The group will present its research to airlines and eventually to the Transportation Security Agency (TSA), a federal body created as a result of new airport security legislation, Roslak said.
The idea of passenger identification systems tied to federal databases has prompted some privacy advocates to cry foul. On Friday, the Electronic Privacy Information Center (EPIC), a Washington, D.C.-based advocacy group, filed a lawsuit against the U.S. Department of Transportation (DOT) to get the agency to disclose details about the CDAG.
EPIC filed a complaint in the U.S. District Court for the District of Columbia asking a judge to force the DOT to turn over documents related to the CDAG's work, according to EPIC's court filing.
"There needs to be public and congressional oversight and input (on the measures)," said David Sobel, general counsel for EPIC, who filed the suit. "We want to see this process opened up."
Symbol's role in its own project involves hardware, Roslak said. With a portfolio of nearly 600 patents in the areas of wireless handheld technology and bar code scanning, Symbol already supplies the airlines with a number of security systems. One system used at several major U.S. airports allows airlines to match passenger baggage with the passengers on each flight.
Symbol makes mobile handheld devices and bar-code scanning technology that facilitates the tracking of bags and passengers at airports. "Airlines use our handheld computers to make sure that a bag is only going on a plane if the person is on the plane," Roslak said.

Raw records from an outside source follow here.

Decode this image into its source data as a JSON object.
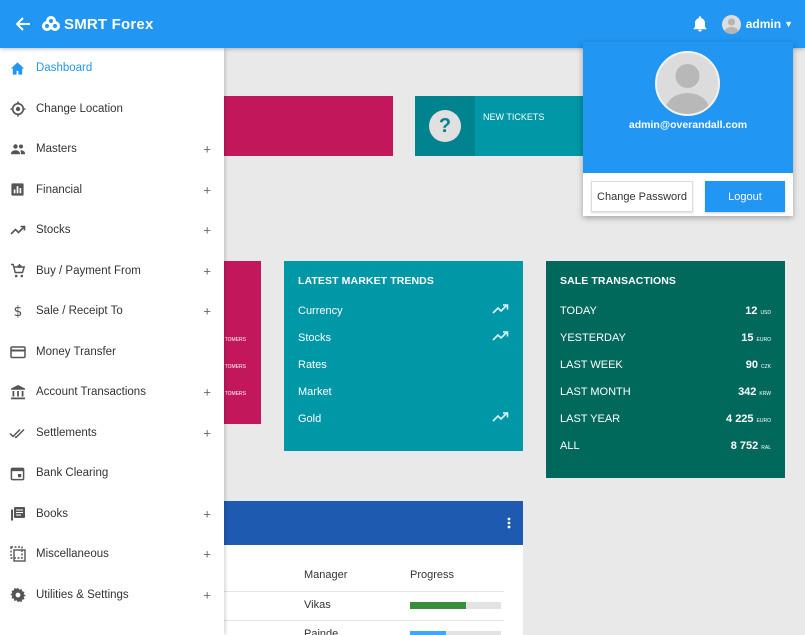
{
  "app": {
    "title": "SMRT Forex"
  },
  "header": {
    "user_label": "admin"
  },
  "sidebar": {
    "items": [
      {
        "label": "Dashboard",
        "icon": "home-icon",
        "active": true,
        "expandable": false
      },
      {
        "label": "Change Location",
        "icon": "location-icon",
        "expandable": false
      },
      {
        "label": "Masters",
        "icon": "people-icon",
        "expandable": true
      },
      {
        "label": "Financial",
        "icon": "bar-chart-icon",
        "expandable": true
      },
      {
        "label": "Stocks",
        "icon": "trending-up-icon",
        "expandable": true
      },
      {
        "label": "Buy / Payment From",
        "icon": "cart-icon",
        "expandable": true
      },
      {
        "label": "Sale / Receipt To",
        "icon": "dollar-icon",
        "expandable": true
      },
      {
        "label": "Money Transfer",
        "icon": "credit-card-icon",
        "expandable": false
      },
      {
        "label": "Account Transactions",
        "icon": "bank-icon",
        "expandable": true
      },
      {
        "label": "Settlements",
        "icon": "double-check-icon",
        "expandable": true
      },
      {
        "label": "Bank Clearing",
        "icon": "calendar-icon",
        "expandable": false
      },
      {
        "label": "Books",
        "icon": "books-icon",
        "expandable": true
      },
      {
        "label": "Miscellaneous",
        "icon": "misc-icon",
        "expandable": true
      },
      {
        "label": "Utilities & Settings",
        "icon": "gear-icon",
        "expandable": true
      }
    ],
    "expand_symbol": "+"
  },
  "tiles": {
    "new_tickets_label": "NEW TICKETS",
    "new_tickets_icon": "?",
    "partial_rows": [
      "TOMERS",
      "TOMERS",
      "TOMERS"
    ]
  },
  "trends": {
    "title": "LATEST MARKET TRENDS",
    "rows": [
      {
        "label": "Currency",
        "trend": true
      },
      {
        "label": "Stocks",
        "trend": true
      },
      {
        "label": "Rates",
        "trend": false
      },
      {
        "label": "Market",
        "trend": false
      },
      {
        "label": "Gold",
        "trend": true
      }
    ]
  },
  "sales": {
    "title": "SALE TRANSACTIONS",
    "rows": [
      {
        "label": "TODAY",
        "value": "12",
        "unit": "USD"
      },
      {
        "label": "YESTERDAY",
        "value": "15",
        "unit": "EURO"
      },
      {
        "label": "LAST WEEK",
        "value": "90",
        "unit": "CZK"
      },
      {
        "label": "LAST MONTH",
        "value": "342",
        "unit": "KRW"
      },
      {
        "label": "LAST YEAR",
        "value": "4 225",
        "unit": "EURO"
      },
      {
        "label": "ALL",
        "value": "8 752",
        "unit": "RAL"
      }
    ]
  },
  "table": {
    "headers": {
      "manager": "Manager",
      "progress": "Progress"
    },
    "rows": [
      {
        "manager": "Vikas",
        "progress": 0.62,
        "color": "#388e3c"
      },
      {
        "manager": "Painde",
        "progress": 0.4,
        "color": "#42a5f5"
      }
    ]
  },
  "profile": {
    "email": "admin@overandall.com",
    "change_password_label": "Change Password",
    "logout_label": "Logout"
  },
  "colors": {
    "primary": "#2196f3",
    "pink": "#c2185b",
    "teal": "#0097a7",
    "dark_teal": "#00695c",
    "table_header": "#1e5ab0"
  }
}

Now a federally enforced program at North American airports, the bag-passenger matching system was first implemented at airports following the 1988 crash of Pan Am Flight 103 over Lockerbie, Scotland, which killed 270 people on board and on the ground. In that event, a bag carrying a bomb had been placed on the plane by a man who did not board.
"Now, due to recent events, the focus is on how do we know who people are and how do we check their credentials," Roslak said.
Earlier this month, four major IT vendors and integrators -- Oracle Corp., Sun Microsystems Inc., Electronic Data Systems Corp. (EDS) and PwC Consulting -- announced an effort called Known Traveler, which aims to fulfill a similar goal as the Trusted Traveler Program.
However, two major obstacles stand in the way of the efforts. First, who will pay for the systems? Congress has passed legislation that puts airport security in the hands of the federal government. Selling the government on the new technology has been a challenge, Roslak said. Then there is the issue of privacy.
"There are various ways to design these sorts of systems ... if we are going to employ them," EPIC's Sobel said. "Some are more respective of privacy rights than others."
The flip side to that debate emphasizes making the travel experience easier for heavy travelers. "Privacy is always an issue, and I think what some people are looking at in our industry is, basically: We can either streamline the (airport security) process or not," Roslak said.
"If you're willing to identify yourself to a certain degree, then things could be easier. If you don't want to participate, then you have to wait a little longer in line," he said.